Task to carry out | Find the lines below that contain the string "heading". Copy each one.

╭─ Entries shown

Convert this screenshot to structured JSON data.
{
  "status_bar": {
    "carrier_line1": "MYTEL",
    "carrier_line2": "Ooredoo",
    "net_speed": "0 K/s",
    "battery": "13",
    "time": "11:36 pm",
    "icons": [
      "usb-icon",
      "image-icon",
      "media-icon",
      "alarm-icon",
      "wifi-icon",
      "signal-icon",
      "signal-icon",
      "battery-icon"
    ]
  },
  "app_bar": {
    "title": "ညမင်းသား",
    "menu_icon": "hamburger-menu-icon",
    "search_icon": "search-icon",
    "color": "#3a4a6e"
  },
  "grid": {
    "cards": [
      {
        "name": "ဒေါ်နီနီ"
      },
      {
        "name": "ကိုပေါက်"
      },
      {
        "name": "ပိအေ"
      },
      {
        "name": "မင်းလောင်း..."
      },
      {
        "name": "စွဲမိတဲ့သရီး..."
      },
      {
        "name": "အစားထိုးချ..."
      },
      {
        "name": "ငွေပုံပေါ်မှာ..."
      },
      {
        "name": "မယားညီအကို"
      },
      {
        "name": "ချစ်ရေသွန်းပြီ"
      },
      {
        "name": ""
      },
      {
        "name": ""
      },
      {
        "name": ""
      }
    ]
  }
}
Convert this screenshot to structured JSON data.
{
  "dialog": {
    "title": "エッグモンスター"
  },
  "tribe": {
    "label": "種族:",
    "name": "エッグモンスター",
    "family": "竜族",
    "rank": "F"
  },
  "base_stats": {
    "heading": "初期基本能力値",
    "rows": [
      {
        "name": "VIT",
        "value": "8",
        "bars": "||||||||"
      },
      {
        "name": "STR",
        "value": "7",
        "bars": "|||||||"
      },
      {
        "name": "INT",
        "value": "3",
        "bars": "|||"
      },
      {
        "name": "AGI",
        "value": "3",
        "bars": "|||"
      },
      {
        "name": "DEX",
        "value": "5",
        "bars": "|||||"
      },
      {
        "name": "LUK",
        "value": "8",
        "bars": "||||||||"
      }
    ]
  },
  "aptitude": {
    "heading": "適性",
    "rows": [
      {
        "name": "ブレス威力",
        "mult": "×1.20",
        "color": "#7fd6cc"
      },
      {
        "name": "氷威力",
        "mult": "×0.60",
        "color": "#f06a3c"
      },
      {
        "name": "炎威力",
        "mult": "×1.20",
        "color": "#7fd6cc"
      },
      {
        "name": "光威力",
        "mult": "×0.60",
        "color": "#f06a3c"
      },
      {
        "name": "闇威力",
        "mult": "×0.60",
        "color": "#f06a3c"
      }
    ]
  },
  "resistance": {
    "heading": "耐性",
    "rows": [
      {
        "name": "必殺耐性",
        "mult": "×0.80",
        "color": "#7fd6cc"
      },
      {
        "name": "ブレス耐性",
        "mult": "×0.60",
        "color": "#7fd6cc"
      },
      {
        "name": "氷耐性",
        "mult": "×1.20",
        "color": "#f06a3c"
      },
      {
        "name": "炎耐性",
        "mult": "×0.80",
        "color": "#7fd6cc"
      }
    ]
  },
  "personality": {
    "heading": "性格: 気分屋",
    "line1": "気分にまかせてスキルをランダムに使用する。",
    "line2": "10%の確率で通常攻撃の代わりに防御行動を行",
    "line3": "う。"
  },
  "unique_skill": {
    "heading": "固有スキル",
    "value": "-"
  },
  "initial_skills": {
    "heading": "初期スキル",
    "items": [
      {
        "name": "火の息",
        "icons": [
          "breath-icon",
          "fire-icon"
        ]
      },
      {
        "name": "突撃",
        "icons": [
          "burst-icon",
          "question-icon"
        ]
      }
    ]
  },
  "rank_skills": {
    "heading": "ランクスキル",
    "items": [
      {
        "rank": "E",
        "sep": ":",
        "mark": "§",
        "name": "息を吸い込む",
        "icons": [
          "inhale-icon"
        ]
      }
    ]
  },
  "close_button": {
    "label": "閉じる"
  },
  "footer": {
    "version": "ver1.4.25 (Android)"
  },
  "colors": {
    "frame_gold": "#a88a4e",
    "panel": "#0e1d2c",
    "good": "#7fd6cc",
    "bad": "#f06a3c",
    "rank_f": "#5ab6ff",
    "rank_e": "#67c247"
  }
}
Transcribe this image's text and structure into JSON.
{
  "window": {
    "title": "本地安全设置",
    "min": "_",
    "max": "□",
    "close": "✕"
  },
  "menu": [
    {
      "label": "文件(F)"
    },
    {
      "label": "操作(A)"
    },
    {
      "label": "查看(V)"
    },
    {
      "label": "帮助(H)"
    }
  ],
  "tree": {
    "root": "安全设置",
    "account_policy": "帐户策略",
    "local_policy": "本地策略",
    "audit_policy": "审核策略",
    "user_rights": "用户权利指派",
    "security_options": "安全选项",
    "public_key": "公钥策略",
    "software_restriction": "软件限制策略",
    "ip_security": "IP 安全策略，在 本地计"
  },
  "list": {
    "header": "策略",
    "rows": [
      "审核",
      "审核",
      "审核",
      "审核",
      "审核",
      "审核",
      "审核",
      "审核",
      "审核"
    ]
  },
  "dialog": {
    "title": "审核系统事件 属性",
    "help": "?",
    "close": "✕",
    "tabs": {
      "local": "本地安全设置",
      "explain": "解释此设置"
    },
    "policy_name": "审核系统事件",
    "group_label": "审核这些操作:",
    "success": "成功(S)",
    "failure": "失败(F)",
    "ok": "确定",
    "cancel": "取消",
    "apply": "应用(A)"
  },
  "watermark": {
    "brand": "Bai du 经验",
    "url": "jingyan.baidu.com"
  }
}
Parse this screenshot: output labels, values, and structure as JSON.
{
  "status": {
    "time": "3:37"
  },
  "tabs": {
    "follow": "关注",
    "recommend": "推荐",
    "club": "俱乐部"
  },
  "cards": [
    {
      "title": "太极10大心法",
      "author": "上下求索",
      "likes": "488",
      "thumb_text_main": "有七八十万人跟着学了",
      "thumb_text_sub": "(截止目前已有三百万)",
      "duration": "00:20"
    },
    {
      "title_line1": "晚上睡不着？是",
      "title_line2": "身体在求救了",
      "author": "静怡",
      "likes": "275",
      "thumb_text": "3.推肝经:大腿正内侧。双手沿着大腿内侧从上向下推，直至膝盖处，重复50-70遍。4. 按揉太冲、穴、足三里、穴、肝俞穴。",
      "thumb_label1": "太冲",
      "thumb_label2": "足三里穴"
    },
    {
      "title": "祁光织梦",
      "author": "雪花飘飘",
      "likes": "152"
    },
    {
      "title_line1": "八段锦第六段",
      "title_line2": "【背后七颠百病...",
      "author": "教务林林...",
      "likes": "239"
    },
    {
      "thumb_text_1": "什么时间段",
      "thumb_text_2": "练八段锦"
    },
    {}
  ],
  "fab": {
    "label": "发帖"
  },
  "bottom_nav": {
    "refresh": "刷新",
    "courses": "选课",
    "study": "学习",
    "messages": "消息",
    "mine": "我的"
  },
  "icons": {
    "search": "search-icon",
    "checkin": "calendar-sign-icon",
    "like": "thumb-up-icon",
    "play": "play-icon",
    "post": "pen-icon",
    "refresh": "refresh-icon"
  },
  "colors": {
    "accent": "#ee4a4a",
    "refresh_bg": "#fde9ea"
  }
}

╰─

Written reply |
    "heading": "初期基本能力値",
    "heading": "適性",
    "heading": "耐性",
    "heading": "性格: 気分屋",
    "heading": "固有スキル",
    "heading": "初期スキル",
    "heading": "ランクスキル",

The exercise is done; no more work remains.